(Recasts to add details in paragraphs 1-6, changes dateline to SAO PAULO/SANTIAGO)
By Guillermo Parra-Bernal and Rosalba O‘Brien
SAO PAULO/SANTIAGO, June 16 (Reuters) - A unit of Chile’s Empresas Copec SA is in talks to buy a controlling stake in Brazil pulpmaker Eldorado Brasil Celulose SA, whose controlling family ensnared in a corruption scandal put it on the block after signing a plea deal with prosecutors.
In a Friday securities filing, Copec and unit Arauco said they signed a non-disclosure agreement with Eldorado with the purpose of exploring a possible investment, without elaborating further. Earlier in the day, a person involved in the process told Reuters that Copec had already placed a bid for Eldorado.
According to the person, who asked for anonymity as terms of the bid remain private, Eldorado is also a target of Brazilian rivals Suzano Papel & Celulose SA and Fibria SA , which were lured by potentially significant cost savings from an acquisition.
Currently, Brazil’s billionaire Batista family controls 81 percent of Eldorado through investment holding company J&F Investimentos SA, with the rest being owned by two pension funds. Eldorado is among J&F’s flagship assets put up for sale after agreeing to pay a record-setting 10.3 billion real ($3.2 billion) fine for its role in corruption scandals that threaten to topple President Michel Temer.

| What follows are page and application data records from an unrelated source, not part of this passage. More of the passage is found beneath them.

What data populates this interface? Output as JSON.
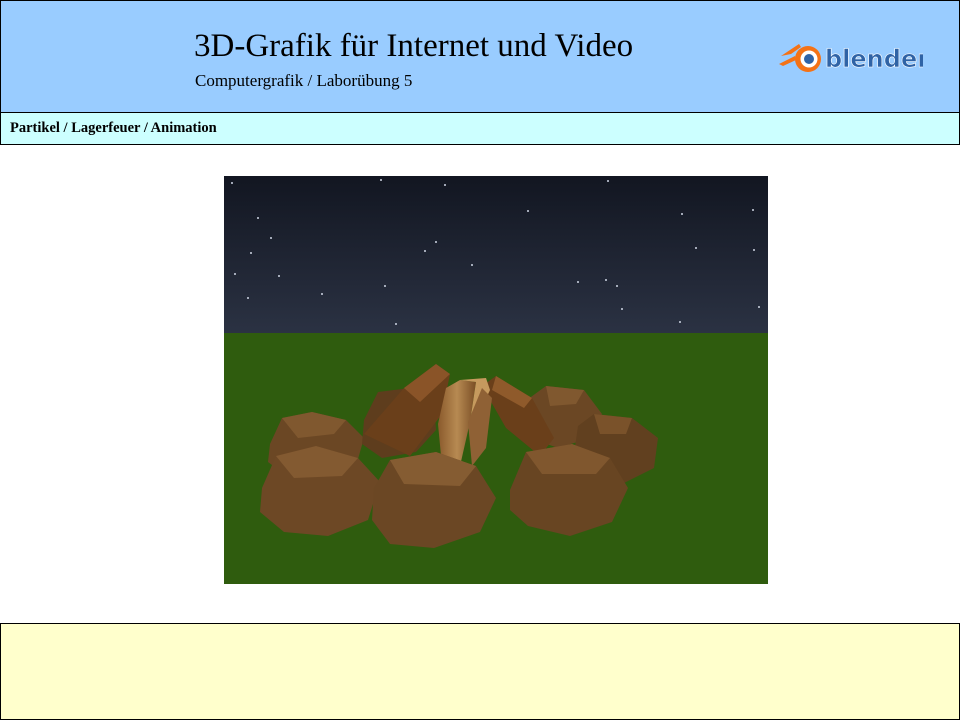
{
  "header": {
    "title": "3D-Grafik für Internet und Video",
    "subtitle": "Computergrafik / Laborübung 5",
    "logo_text": "blender",
    "logo_icon": "blender-logo-icon"
  },
  "breadcrumb": {
    "text": "Partikel / Lagerfeuer / Animation"
  },
  "render": {
    "icon": "campfire-render-image",
    "colors": {
      "sky_top": "#121621",
      "sky_bottom": "#2b3243",
      "ground": "#2f5c0e",
      "stone": "#6b4724",
      "wood": "#a0713f"
    }
  },
  "notes": {
    "text": ""
  }
}
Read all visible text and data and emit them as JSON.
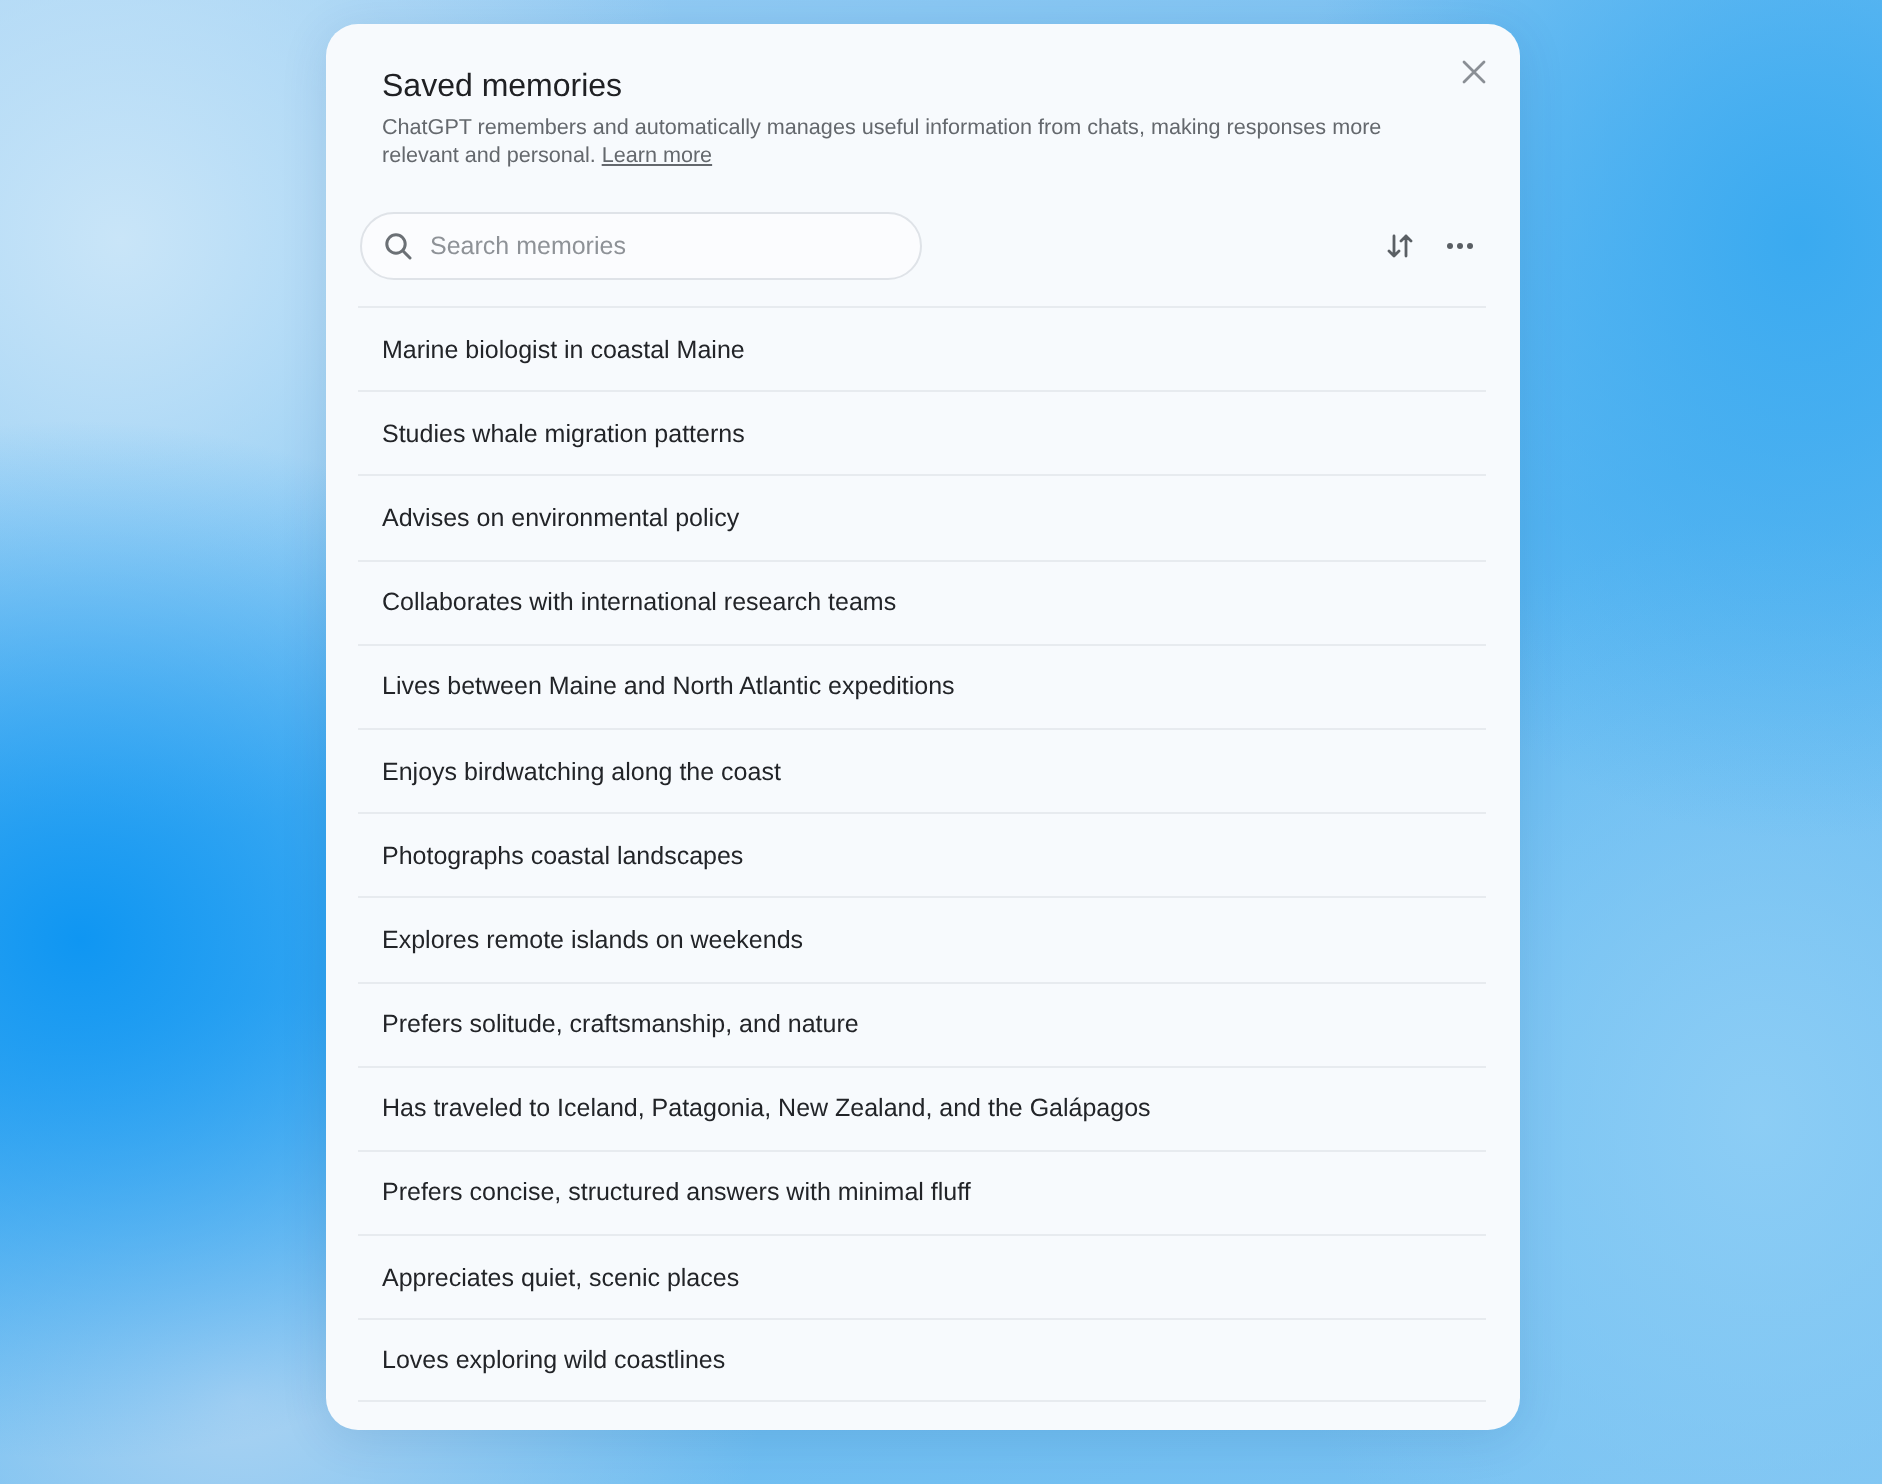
{
  "dialog": {
    "title": "Saved memories",
    "description": {
      "text": "ChatGPT remembers and automatically manages useful information from chats, making responses more relevant and personal.",
      "link": "Learn more"
    }
  },
  "search": {
    "placeholder": "Search memories"
  },
  "memories": [
    "Marine biologist in coastal Maine",
    "Studies whale migration patterns",
    "Advises on environmental policy",
    "Collaborates with international research teams",
    "Lives between Maine and North Atlantic expeditions",
    "Enjoys birdwatching along the coast",
    "Photographs coastal landscapes",
    "Explores remote islands on weekends",
    "Prefers solitude, craftsmanship, and nature",
    "Has traveled to Iceland, Patagonia, New Zealand, and the Galápagos",
    "Prefers concise, structured answers with minimal fluff",
    "Appreciates quiet, scenic places",
    "Loves exploring wild coastlines"
  ]
}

That settlement followed testimony from J&F’s owners Joesley and Wesley Batista that they spent 600 million reais to bribe nearly 1,900 politicians in recent years.
Buying Eldorado could allow Copec to expand in Brazil, where lawmakers have discussed easing sales of land to foreign investors. Land in Brazil offers global pulpmakers strategic advantages, such as more productive soil than Scandinavia and Chile.
Copec shed 0.4 percent to 7,840 Chilean pesos in midafternoon Friday trading, paring the stock’s 2.3 percent gain since newspaper Valor Econômico reported the planned Eldorado bid earlier this week.
A deadline for bids was unclear, the person said, although Copec’s Arauco unit made an offer this week to the Batistas for their stake. The person added that exclusive talks could start over the weekend.
Eldorado’s debt hovers around 8 billion reais ($2.4 billion), and J&F lenders are pressing for a sale, sources told Reuters last month.
Fibria and J&F declined to comment. Suzano did not have an immediate comment.
Valor reported on Friday, citing a person familiar with the talks, that Copec’s non-binding offer valued Eldorado at 11 billion reais.
For years, family ownership of Brazilian pulp and paper companies has hindered a consolidation, as owners have resisted sharing control.
Just seven pulp and paper M&A deals have taken place in Brazil since the start of last year, compared with 11 each in Sweden and Indonesia and 54 in the United States, according to Thomson Reuters data.
A decision on which company will hold exclusive talks with the Batistas for their stake is “around the corner,” the person said. Negotiating a deal could take a long time because a buyer “will not spare Eldorado from a rather stringent due diligence procedure,” the person added.
One of the Batista brothers said in testimony that Brazilian President Michel Temer condoned use of bribes to silence a potential witness in a corruption scandal. Temer denies the accusations.
This month the government ordered state-controlled lender Caixa Econômica Federal to stop providing financing to the Batista family, Reuters reported on June 7, citing people familiar with the decision, which a source called “retaliation.”
Uncertainty surrounding the plea deal hampered Suzano’s interest in Eldorado, Valor said. Fibria SA, the world’s No. 1 eucalyptus pulpmaker, could bid for Eldorado as early as Friday, Valor reported, without saying how it got the information.
The investment banking units of Itaú Unibanco Holding SA and Banco Bradesco SA are advising Suzano on a bid for Eldorado, according to Valor. Morgan Stanley & Co is Fibria’s advisor, the person said.
Copec’s Arauco is being advised by Banco Santander Brasil SA and law firms Simpson Thatcher & Bartlett LLP and Mattos Filho Advogados.
The banks did not have an immediate comment.
Valor said this week that Fibria seemed the least likely suitor because a key shareholder, state development bank BNDES, would not approve a deal that could shore up the Batistas.
$1 = 3.29 reais Additional reporting by Antonio de la Jara and Felipe Iturrieta in Santiago; Editing by David Gregorio and Diane Craft